AMS Basic Soil Sampling Kits
- Used worldwide by soil scientists, agronomists, and construction companies
- Designed to provide all the items needed for sampling in a convenient carrying case
- Available with Signature Series or 5/8" Threaded connection
- (1) Regular auger
- (1) Sand auger
- (1) Mud auger
- (1) Rubber coated cross handle
- (1) Soil core sampler
- (1) Slide hammer
- (3) 4' extensions
- (1) Plastic liner
- (2) Plastic end caps
- (2) Wrenches
- (1) Set of cleaning brushes
- (1) Foam-padded hard-sided AMS deluxe carrying case with handles and wheels
In The News
Some 500 years ago, farmers living in what is today Chile’s Atacama Desert used terraced fields fenced in with rocks to plant and grow their crops. But after the South American region was conquered by the Incas, the invaders took over the area’s agriculture and began to centralize control of irrigation, as well as the methods those living under their rule practiced in growing crops.

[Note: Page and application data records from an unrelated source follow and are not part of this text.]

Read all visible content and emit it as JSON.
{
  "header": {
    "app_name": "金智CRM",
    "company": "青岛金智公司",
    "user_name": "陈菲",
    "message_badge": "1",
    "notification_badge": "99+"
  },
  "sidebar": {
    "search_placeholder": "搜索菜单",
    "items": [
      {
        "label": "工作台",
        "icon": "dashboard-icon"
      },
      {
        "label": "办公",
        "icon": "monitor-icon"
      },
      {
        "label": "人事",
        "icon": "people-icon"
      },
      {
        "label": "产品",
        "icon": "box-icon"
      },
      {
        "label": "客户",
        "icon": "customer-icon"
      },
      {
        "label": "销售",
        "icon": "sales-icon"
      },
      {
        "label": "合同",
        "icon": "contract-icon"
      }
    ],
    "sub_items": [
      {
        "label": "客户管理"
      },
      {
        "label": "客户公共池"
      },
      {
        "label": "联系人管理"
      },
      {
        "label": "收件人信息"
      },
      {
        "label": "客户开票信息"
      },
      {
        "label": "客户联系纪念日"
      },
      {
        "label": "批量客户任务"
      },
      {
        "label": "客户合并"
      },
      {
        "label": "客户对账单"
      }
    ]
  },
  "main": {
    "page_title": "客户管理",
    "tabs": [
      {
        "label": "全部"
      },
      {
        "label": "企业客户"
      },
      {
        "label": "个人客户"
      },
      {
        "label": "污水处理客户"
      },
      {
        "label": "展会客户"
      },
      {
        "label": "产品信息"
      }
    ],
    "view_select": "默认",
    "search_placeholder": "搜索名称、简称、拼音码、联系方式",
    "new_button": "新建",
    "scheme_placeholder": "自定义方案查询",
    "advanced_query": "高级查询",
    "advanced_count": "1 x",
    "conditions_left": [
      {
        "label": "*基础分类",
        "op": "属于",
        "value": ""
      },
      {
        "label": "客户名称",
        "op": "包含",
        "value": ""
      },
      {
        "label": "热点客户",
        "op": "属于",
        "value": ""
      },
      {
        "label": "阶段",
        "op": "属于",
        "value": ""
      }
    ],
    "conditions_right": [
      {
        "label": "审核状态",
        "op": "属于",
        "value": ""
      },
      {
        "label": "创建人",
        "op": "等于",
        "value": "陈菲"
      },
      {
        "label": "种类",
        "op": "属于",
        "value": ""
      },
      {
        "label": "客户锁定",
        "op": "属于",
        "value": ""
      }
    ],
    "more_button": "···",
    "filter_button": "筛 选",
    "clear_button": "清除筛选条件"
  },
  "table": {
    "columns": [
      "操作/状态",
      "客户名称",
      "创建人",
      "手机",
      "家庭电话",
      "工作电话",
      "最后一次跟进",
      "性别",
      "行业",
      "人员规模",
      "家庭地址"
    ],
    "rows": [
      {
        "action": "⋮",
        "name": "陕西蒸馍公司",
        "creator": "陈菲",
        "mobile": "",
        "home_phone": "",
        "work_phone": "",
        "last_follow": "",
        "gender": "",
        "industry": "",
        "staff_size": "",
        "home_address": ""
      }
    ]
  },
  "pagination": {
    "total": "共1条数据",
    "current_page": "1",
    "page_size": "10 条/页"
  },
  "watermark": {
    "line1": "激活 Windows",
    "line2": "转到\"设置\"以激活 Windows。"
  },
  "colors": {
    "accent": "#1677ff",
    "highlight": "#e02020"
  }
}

The result was a rapid shift from one form of agriculture to another, as native farmers gave up their traditions of planting in terraced desert lands and began growing food along newly dug irrigation canals.
Today, a preserved terraced farm field in the Atacama Desert is a perfect example of the abrupt change, and a great place to study it.Read More
A team of researchers led by scientists from the University of South Carolina Dornsife traveled to the Peruvian jungle to understand how sediment and plant matter travel down the Andes Mountains and into the Amazon River system, according a first-person account from Sarah Feakins, assistant professor of earth sciences at USC Dornsife.
The team focused on a tributary to the Amazon River, the Kosnipata River. They started at the headwaters, traveling up treacherous gravel mountain roads. They ended in the Amazonian floodplain, where Feakins said the river was orange from colloids in the soil.
The team spent most of their time collecting and filtering water to obtain sediment samples. Feakins described the work as collecting by day and filtering by night.Read More
A new report authored by researchers from the University of Nebraska-Lincoln suggests that the use of inorganic nitrogen and phosphorus for fertilization improves crop yields, but can have negative impacts on soil quality, the American Society of Agronomy has reported.
A study of crop lands in western Kansas has shown that inorganic fertilization increases organic carbon stocks while damaging soil’s structural quality.
Researchers collected soil samples from experimental fields fertilized with various amounts of inorganic fertilizers to determine how different nutrient levels might impact soil quality. The results showed that applying nitrogen and phosphorus at high rates can expedite soil erosion and cause other structural issues.Read More